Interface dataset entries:
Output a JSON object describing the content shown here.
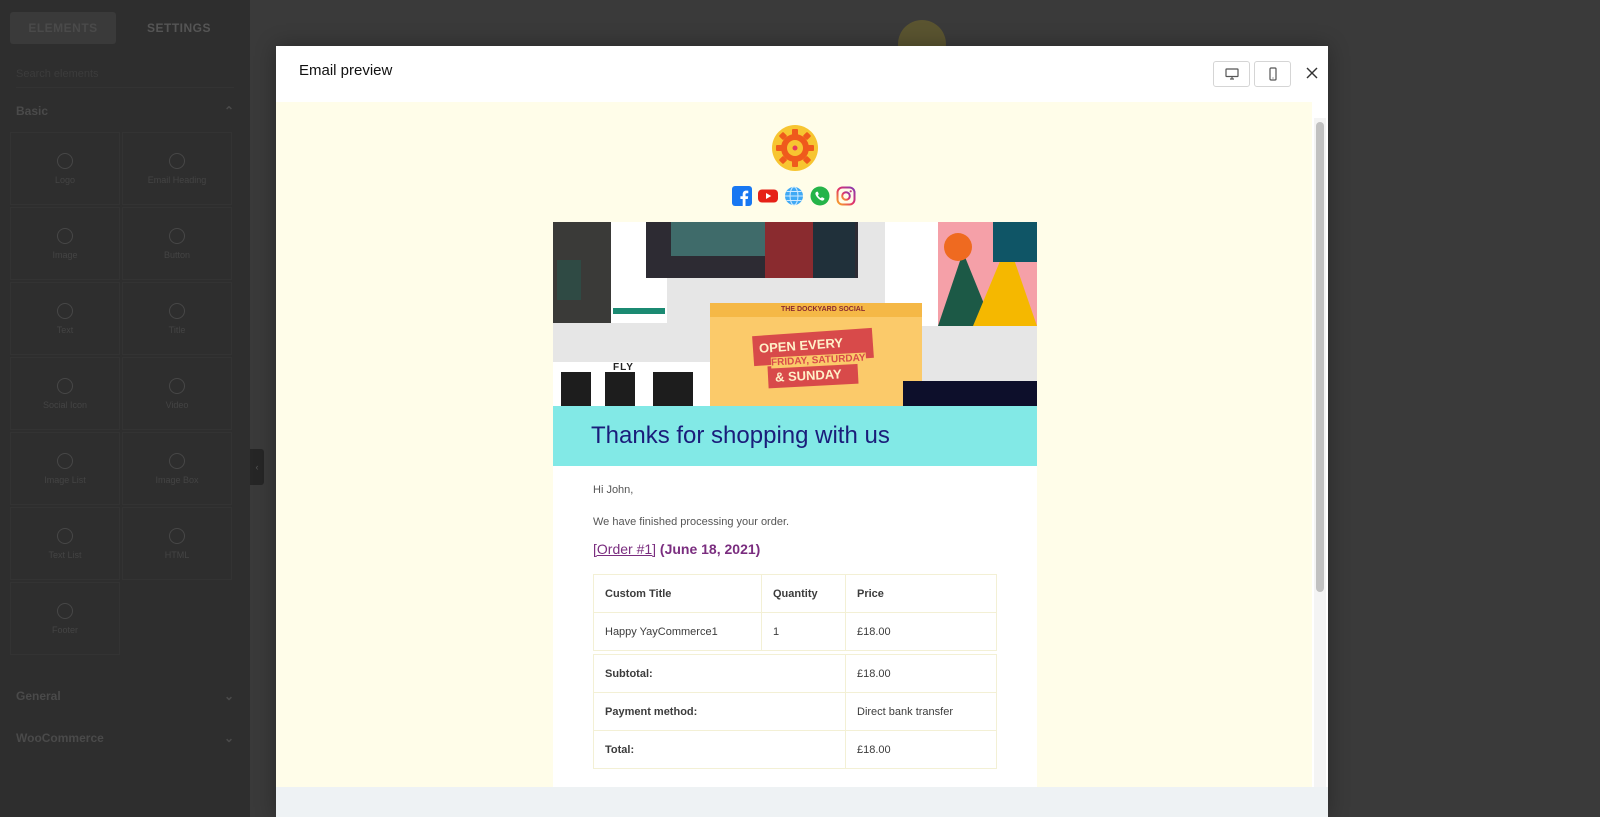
{
  "editor": {
    "tabs": [
      "ELEMENTS",
      "SETTINGS"
    ],
    "search_placeholder": "Search elements",
    "sections": [
      "Basic",
      "General",
      "WooCommerce"
    ],
    "elements": [
      "Logo",
      "Email Heading",
      "Image",
      "Button",
      "Text",
      "Title",
      "Social Icon",
      "Video",
      "Image List",
      "Image Box",
      "Text List",
      "HTML",
      "Footer"
    ]
  },
  "modal": {
    "title": "Email preview",
    "desktop_icon": "desktop-icon",
    "mobile_icon": "mobile-icon",
    "close_icon": "close-icon"
  },
  "email": {
    "logo_icon": "gear-logo-icon",
    "social_icons": [
      "facebook-icon",
      "youtube-icon",
      "globe-icon",
      "whatsapp-icon",
      "instagram-icon"
    ],
    "hero": {
      "fly": "FLY",
      "dockyard": "THE DOCKYARD SOCIAL",
      "open_line1": "OPEN EVERY",
      "open_line2": "FRIDAY, SATURDAY",
      "open_line3": "& SUNDAY"
    },
    "heading": "Thanks for shopping with us",
    "greeting": "Hi John,",
    "message": "We have finished processing your order.",
    "order_link": "[Order #1]",
    "order_date": "(June 18, 2021)",
    "table": {
      "headers": [
        "Custom Title",
        "Quantity",
        "Price"
      ],
      "items": [
        {
          "name": "Happy YayCommerce1",
          "qty": "1",
          "price": "£18.00"
        }
      ],
      "totals": [
        {
          "label": "Subtotal:",
          "value": "£18.00"
        },
        {
          "label": "Payment method:",
          "value": "Direct bank transfer"
        },
        {
          "label": "Total:",
          "value": "£18.00"
        }
      ]
    }
  },
  "colors": {
    "preview_bg": "#fffde9",
    "heading_bar": "#82e9e6",
    "heading_text": "#1a1d7a",
    "order_text": "#7a2d7f"
  }
}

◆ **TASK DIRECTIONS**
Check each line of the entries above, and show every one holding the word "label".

◆ **RESPONSE**
          "label": "Subtotal:",
          "label": "Payment method:",
          "label": "Total:",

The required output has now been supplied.